Pedmore House 84 for 6 (Balthu 2 for 11; Lemm 2 for 11; Spratley 1 for 10; Branch 1 for 7)

So that’s what it feels like!


Bedouins v Open GI at Enville – Wednesday, 1 July 2015

Bedouins won by 9 wickets

At about the half-way point in their 2015 season, the Bedouins can at last bask in the glow of what it feels like to win a game.

Erstwhile Beds playing member, Des Johnston, brought his Open GI team over from Worcester on the hottest evening of the year, and proceeded to receive a bit of a “roasting” from a home team that finally lived up to its potential.  Chasing a competitive total of 119 to win, the Beds lost only one wicket in getting there, with an over or so to spare.

A resounding win, all right, but “Nil DES-perandum, Des” (see what I did there?), there’s always next year.

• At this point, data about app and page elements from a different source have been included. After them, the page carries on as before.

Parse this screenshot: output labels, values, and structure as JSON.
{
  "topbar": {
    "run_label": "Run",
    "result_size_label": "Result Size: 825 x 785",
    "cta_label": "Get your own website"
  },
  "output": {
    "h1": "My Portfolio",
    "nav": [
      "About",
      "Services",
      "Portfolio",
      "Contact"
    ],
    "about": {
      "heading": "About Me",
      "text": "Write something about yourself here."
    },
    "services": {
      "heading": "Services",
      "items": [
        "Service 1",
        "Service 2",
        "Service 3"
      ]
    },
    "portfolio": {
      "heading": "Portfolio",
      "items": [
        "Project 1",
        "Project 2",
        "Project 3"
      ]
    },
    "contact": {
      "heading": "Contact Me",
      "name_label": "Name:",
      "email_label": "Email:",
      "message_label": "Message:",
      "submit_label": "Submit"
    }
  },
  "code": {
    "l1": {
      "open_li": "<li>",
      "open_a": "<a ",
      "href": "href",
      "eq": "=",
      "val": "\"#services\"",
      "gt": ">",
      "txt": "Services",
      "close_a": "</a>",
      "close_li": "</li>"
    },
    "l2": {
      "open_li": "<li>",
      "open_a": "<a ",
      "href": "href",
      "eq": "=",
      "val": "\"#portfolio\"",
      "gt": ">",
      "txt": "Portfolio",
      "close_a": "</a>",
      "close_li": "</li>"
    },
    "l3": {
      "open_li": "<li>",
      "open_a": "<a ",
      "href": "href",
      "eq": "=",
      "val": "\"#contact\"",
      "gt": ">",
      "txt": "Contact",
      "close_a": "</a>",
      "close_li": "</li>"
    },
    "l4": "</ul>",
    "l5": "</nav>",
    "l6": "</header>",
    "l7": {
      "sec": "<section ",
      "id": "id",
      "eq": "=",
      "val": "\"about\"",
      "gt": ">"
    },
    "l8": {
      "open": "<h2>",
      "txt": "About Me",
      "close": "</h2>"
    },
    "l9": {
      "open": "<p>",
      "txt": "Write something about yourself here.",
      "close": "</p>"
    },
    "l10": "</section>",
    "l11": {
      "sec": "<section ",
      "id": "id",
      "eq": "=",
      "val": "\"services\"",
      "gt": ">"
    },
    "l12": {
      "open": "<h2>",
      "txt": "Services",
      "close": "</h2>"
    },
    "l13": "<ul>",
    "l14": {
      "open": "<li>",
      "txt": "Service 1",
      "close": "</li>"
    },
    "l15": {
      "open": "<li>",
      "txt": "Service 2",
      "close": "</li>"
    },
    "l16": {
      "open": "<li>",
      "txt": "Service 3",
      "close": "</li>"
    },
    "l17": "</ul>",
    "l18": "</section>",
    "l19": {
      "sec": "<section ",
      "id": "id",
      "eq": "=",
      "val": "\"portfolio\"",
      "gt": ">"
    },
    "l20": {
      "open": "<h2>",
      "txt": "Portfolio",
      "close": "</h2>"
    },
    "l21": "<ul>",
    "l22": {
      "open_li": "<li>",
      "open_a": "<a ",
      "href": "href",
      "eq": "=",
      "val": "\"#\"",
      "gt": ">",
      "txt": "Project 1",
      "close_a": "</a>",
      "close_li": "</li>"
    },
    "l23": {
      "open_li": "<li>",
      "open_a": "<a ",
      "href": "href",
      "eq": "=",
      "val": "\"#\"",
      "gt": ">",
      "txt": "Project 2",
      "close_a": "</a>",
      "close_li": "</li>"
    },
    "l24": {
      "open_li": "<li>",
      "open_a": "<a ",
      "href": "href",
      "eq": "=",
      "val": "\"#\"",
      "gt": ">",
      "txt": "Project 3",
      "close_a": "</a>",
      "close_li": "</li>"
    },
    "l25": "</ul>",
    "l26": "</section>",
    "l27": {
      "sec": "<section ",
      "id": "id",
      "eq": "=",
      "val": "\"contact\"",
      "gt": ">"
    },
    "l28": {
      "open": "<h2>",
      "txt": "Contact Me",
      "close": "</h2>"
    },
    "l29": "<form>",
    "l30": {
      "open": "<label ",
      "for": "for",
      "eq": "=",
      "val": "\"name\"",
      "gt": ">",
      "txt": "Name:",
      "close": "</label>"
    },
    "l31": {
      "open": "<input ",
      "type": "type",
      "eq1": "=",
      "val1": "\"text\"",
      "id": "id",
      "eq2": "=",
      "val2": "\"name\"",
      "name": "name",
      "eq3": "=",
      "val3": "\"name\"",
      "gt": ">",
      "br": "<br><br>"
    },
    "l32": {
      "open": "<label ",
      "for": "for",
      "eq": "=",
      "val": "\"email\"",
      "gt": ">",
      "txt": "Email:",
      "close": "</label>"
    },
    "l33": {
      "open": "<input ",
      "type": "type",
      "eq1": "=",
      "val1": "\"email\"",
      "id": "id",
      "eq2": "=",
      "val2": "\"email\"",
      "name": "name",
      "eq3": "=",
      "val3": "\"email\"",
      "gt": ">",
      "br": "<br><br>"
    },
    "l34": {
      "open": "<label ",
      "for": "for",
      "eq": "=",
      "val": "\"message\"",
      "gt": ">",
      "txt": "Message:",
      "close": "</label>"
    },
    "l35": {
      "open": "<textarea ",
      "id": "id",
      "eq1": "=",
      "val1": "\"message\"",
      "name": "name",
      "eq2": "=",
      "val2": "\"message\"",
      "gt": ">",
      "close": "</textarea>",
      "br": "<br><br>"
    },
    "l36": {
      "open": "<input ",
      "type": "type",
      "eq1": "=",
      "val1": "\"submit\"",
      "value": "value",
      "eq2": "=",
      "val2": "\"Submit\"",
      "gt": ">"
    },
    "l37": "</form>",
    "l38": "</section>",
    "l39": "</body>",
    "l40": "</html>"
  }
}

Traffic problems in Kidderminster – so what’s new? – resulted in a late start on a sultry evening, with the light fading almost from the start, much to the consternation of the elderly gent in the scorebox, who was having some difficulty in telling his Lippo from his Spratters.  Open GI got off to a terrific start, with 50 on the board in the first six overs.  John Pearsall made his customary 30 retired, as did his fellow opener, and the Beds looked to be in for a tiresome evening.

Adrian Susman then got to work on a hard wicket that suited his variety of leg-spin.  A return of 4 for 9 in 4 overs told its own story.  Austin Gregory took two wickets and Jon Stanier 2 for 4 in one over, and there was a wicket apiece for Lee Bywater and Richard Spratley.

Two other points worth noting.  Firstly the Beds recorded a “nil” figure in the “wides” column, which definitely makes a change this season.  Secondly, catches were held – mostly!

Never noted for the extreme youthfulness of their team, the Beds new opening pair of John Howells and Jon Stanier set the record-hunters a-flutter, with a total age of somewhere around 120.  But they  showed that they knew their stuff, with each hitting the boundary rope half-a-dozen times.  Both reached the 30-run retirement point.  They were followed by Krishna Balthu with 30 not out and Lee Bywater 19 not out, as the Beds reached their target of 119 for just one wicket with the second ball of the final over.

The annual meeting with Open GI is the Beds’ longest standing fixture, now probably well past its 20th year.  The trophy now returns into the Beds’ hands, which will come as some relief to the trophy engraver in Bridgnorth, who had become used to putting the Bedouins name on the shield each year until the last two, in which h it had been in Open GI hands.  Welcome home, baby!

Open GI 118 all out (Susman 4 for 9; Gregory 2 for 18; Stanier 2 for 4; Spratley 1 for 20; Bywater 1 for 34)

Bedouins 119 for 1 (Howells 32 retired; Stanier 32 retired; Balthu 30 not out, Bywater 19 not out)